Only lines containing the string "title" belong in the answer; find them in the records and copy them.

────────────────────

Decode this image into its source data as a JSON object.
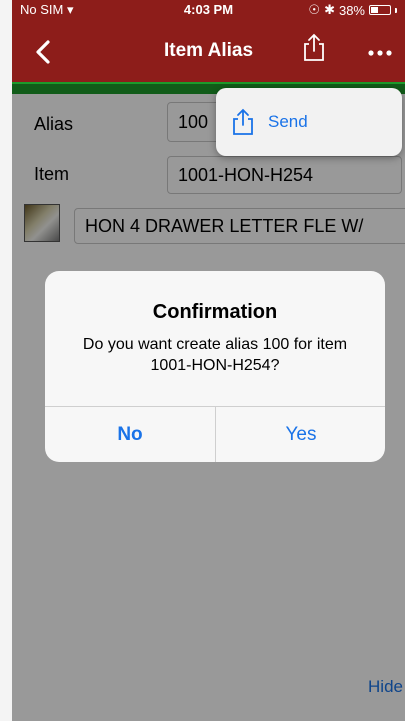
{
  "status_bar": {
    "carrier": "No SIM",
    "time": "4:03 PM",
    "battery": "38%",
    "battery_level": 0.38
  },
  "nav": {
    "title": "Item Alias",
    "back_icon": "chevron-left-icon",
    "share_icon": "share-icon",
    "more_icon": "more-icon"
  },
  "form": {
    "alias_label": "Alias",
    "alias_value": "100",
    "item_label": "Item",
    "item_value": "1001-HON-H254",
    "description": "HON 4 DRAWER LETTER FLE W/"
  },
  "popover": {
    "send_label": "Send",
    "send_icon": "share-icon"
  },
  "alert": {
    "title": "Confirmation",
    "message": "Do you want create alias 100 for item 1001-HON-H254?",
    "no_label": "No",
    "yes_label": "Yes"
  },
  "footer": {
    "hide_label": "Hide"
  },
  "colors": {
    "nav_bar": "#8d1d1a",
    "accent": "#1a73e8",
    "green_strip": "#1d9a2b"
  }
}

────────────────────

> [Written response]
    "title": "Item Alias",
    "title": "Confirmation",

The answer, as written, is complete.